"This is Janis’s show, Y’all better listen to me motherfuckers!"
These are among the first words spoken by actress Mary Bridget Davies. And with these words, she reinforces the idea that Janis Joplin is not only alive in the music but alive as flesh and blood for ninety minutes!
In 2011, A Night with Janis Joplin premiered at Portland’s Center Stage moving on to Broadway, and now fortunately, a traveling production that will include 70 performances in 34 cities. This night in St. Louis finds the tour at just over its halfway point and Ms. Davies voice sounding like it’s opening night. As much as this night a celebration of the music of Janis Joplin, it’s also a history lesson best summed up with the line, “That’s all I’m gonna do is tell it like it is”, delivered by Mary Bridget Davies, in raspy, Janis fashion. The production tells the tale of Janis from the beginning, growing up in Port Arthur, Texas in an upper-middle class setting, her mother singing show tunes on Saturday’s as she cleaned house, and all of the musical influences that made Janis, Janis. Intermingled throughout the evening, the influences made their way onstage. All of the inspirations are played superbly by a group of performers known as the Joplinaires. Cicily Daniels as Chantel, Odetta, and Bessie Smith; Tawny Dolley as Etta James and Chantel; Q. Smith as Blues Woman, Nina Simone, and Aretha Franklin;and Jennifer Leigh Warren as Chantel, Blues Singer. Janis’s teenage years find her as a misfit, working in a coffeehouse that sold her art and on occasion, playing music with area folk musicians. Branching out of Austin, Janis finds her way to San Francisco to escape her Texas roots only to wind up back in Texas again living the straight life. But once again, the music calls and Janis is off to Austin and then back to 'Frisco. “I think I’ll stay boys” is what Janis tells the members of Big Brother and the Holding Company. Onstage this is portrayed with the song, “Piece of My Heart” and received with the night’s first of many standing ovations! As Cicily Daniels portrays Odetta, it is not hard to miss the intensity in which Janis looks at her idols, as she sits on the stage steps in a dim spotlight. The first act closes with Q. Smith’s wonderful portrayal of Aretha Franklin, the Queen of Soul, Janis, and the Joplinaires belting out, “Spirit in the Dark”. When Aretha says, “The spirit done jumped all up on me”, she means it!

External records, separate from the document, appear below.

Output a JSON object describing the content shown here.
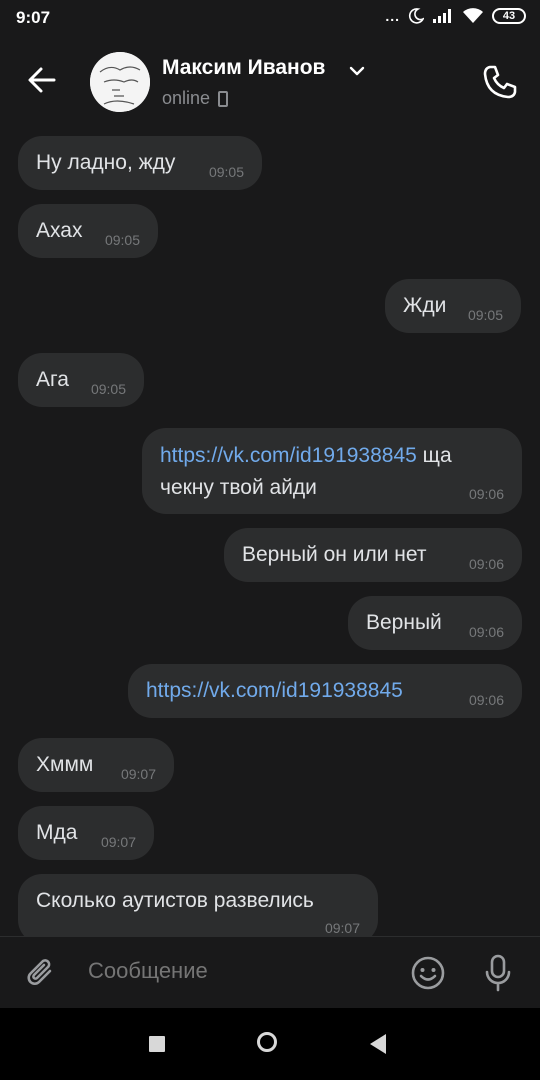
{
  "status_bar": {
    "time": "9:07",
    "dots": "...",
    "battery": "43"
  },
  "header": {
    "name": "Максим Иванов",
    "status": "online"
  },
  "messages": [
    {
      "side": "in",
      "text": "Ну ладно, жду",
      "time": "09:05"
    },
    {
      "side": "in",
      "text": "Ахах",
      "time": "09:05"
    },
    {
      "side": "out",
      "text": "Жди",
      "time": "09:05"
    },
    {
      "side": "in",
      "text": "Ага",
      "time": "09:05"
    },
    {
      "side": "out",
      "link": "https://vk.com/id191938845",
      "text": " ща чекну твой айди",
      "time": "09:06"
    },
    {
      "side": "out",
      "text": "Верный он или нет",
      "time": "09:06"
    },
    {
      "side": "out",
      "text": "Верный",
      "time": "09:06"
    },
    {
      "side": "out",
      "link": "https://vk.com/id191938845",
      "text": "",
      "time": "09:06"
    },
    {
      "side": "in",
      "text": "Хммм",
      "time": "09:07"
    },
    {
      "side": "in",
      "text": "Мда",
      "time": "09:07"
    },
    {
      "side": "in",
      "text": "Сколько аутистов развелись",
      "time": "09:07"
    }
  ],
  "composer": {
    "placeholder": "Сообщение"
  },
  "colors": {
    "bubble": "#2c2d2e",
    "background": "#19191a",
    "link": "#71aaeb",
    "time": "#76787a"
  }
}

The band. I forgot to mention the band! They perfectly recreate the sounds of Janis with the fuzz of the sixties and the clarity of modern technology. A personal standing O to the band! The second act is all Janis. The various bottles of booze onstage, which Janis occasionally swigs from, fuel the memories of sharing a bedroom with her sister, and the light in the closet, that to Janis, was the blues. Janis listens with her soul as Nina Simone sings, “Little Girl Blue”, a song that evokes vivid memories her painting her sister Laura. After hearing Mary Bridget cover the Joplin classic, “Cry Baby”, it is evident why a 20-minute intermission was needed; so she could rest up for the performance of this song! Bessie, Nina, Etta, and the Blues Singer bring the Holy Spirit back to the stage in a haunting interpretation of the Dylan classic, “I Shall Be Released”. “Yeah, you can get up”, says Janis, as the opening chords of “Me and Bobby McGee” are strummed and the Peabody audience is dancing and singing in the aisles. When Davies speaks as Janis, she makes you feel that there was a continual loneliness and inner pain that surrounded Joplin. And a line is uttered that solidifies her loneliness, “You can fill your head up with ideas and still go home lonely”. The home stretch of A Night with Janis Joplin finds the band dialed in to full “60's Fuzz Mode” as Davies nails “Ball and Chain” and “Kozmic Blues”. Of course no night with Janis would be complete without the sing-a-long classic, “Mercedes Benz”, a song that many that knew Janis say was completely Janis being who she was. Just before “Mercedes Benz”, Janis remembers a question she was once asked, “Hey Janis, do you think you’ll die a young, unhappy death?” As we all know, the unfortunate answer was yes. But a parting line from Janis solidifies her place in musical history, “I will go on”, and that she does. A huge thanks to Iconic Entertainment Studios, Jumpstart Entertainment, the cast and crew of A Night with Janis Joplin, and the Peabody Opera House for accommodating Music Taster’s Choice.
Contributed by Duane Clawson
A Night with Janis Joplin @ Peabody Opera House, St. Louis, MO Reviewed by Scott Rowe, Editor on 12:30:00 PM Rating: